£350 - £400 per day + competitive: Orgtel: Senior Analyst, ALM Data, Halifax, ...

Java developer - Banking - London - Up to £600/day

£500 - £600 per day: Orgtel: Java developer - Banking - London - Up to £600/d...

Liquidity Reporting-Basel III-LCR-Bank-£400/day

£400 per day + competitive: Orgtel: Liquidity Reporting - Basel III - LCR - Ba...

Day In a Page

Save the tiger: The animals bred for bones on China’s tiger farms

The animals bred for bones on China’s tiger farms

The big cats kept in captivity to perform for paying audiences and then, when dead, their bodies used to fortify wine
A former custard factory, a Midlands bog and a Leeds cemetery all included in top 50 hidden spots in the UK

A former custard factory, a Midlands bog and a Leeds cemetery

Introducing the top 50 hidden spots in Britain
Ebola epidemic: Plagued by fear

Ebola epidemic: Plagued by fear

How a disease that has claimed fewer than 2,000 victims in its history has earned a place in the darkest corner of the public's imagination
Chris Pratt: From 'Parks and Recreation' to 'Guardians of the Galaxy'

From 'Parks and Recreation' to 'Guardians of the Galaxy'

He was homeless in Hawaii when he got his big break. Now the comic actor Chris Pratt is Hollywood's new favourite action star
How live cinema screenings can boost arts audiences

How live cinema screenings can boost arts audiences

Broadcasting plays and exhibitions to cinemas is a sure-fire box office smash
Shipping container hotels: Pop-up hotels filling a niche

Pop-up hotels filling a niche

Spending the night in a shipping container doesn't sound appealing, but these mobile crash pads are popping up at the summer's biggest events
Native American headdresses are not fashion accessories
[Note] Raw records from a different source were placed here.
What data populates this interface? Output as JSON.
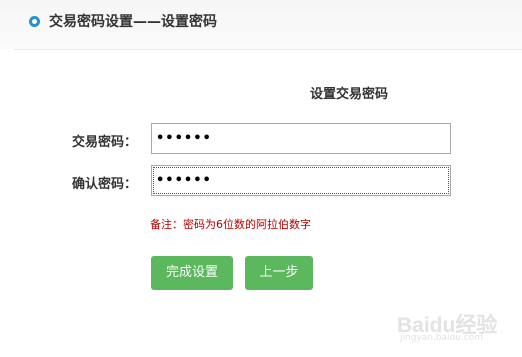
{
  "header": {
    "title": "交易密码设置——设置密码",
    "icon": "radio-dot-icon",
    "icon_color": "#2a8fcc"
  },
  "form": {
    "section_title": "设置交易密码",
    "password_label": "交易密码：",
    "password_value": "••••••",
    "confirm_label": "确认密码：",
    "confirm_value": "••••••",
    "note": "备注：密码为6位数的阿拉伯数字",
    "note_color": "#b40000"
  },
  "buttons": {
    "complete_label": "完成设置",
    "back_label": "上一步",
    "color": "#5cb85c"
  },
  "watermark": {
    "brand": "Baidu经验",
    "url": "jingyan.baidu.com"
  }
}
Feather dust-up

A Canadian festival has banned Native American headwear. Haven't we been here before?
Boris Johnson's war on diesel

Boris Johnson's war on diesel

11m cars here run on diesel. It's seen as a greener alternative to unleaded petrol. So why is London's mayor on a crusade against the black pump?
5 best waterproof cameras

Splash and flash: 5 best waterproof cameras

Don't let water stop you taking snaps with one of these machines that will take you from the sand to meters deep
Louis van Gaal interview: Manchester United manager discusses tactics and rebuilding after the David Moyes era

Louis van Gaal interview

Manchester United manager discusses tactics and rebuilding after the David Moyes era
Will Gore: The goodwill shown by fans towards Alastair Cook will evaporate rapidly if India win the series

Will Gore: Outside Edge

The goodwill shown by fans towards Alastair Cook will evaporate rapidly if India win the series
The children were playing in the street with toy guns. The air strikes were tragically real

The air strikes were tragically real

The children were playing in the street with toy guns
Boozy, ignorant, intolerant, but very polite – The British, as others see us

Britain as others see us

Boozy, ignorant, intolerant, but very polite
How did our legends really begin?

How did our legends really begin?

Applying the theory of evolution to the world's many mythologies
Watch out: Lambrusco is back on the menu

Lambrusco is back on the menu

Naff Seventies corner-shop staple is this year's Aperol Spritz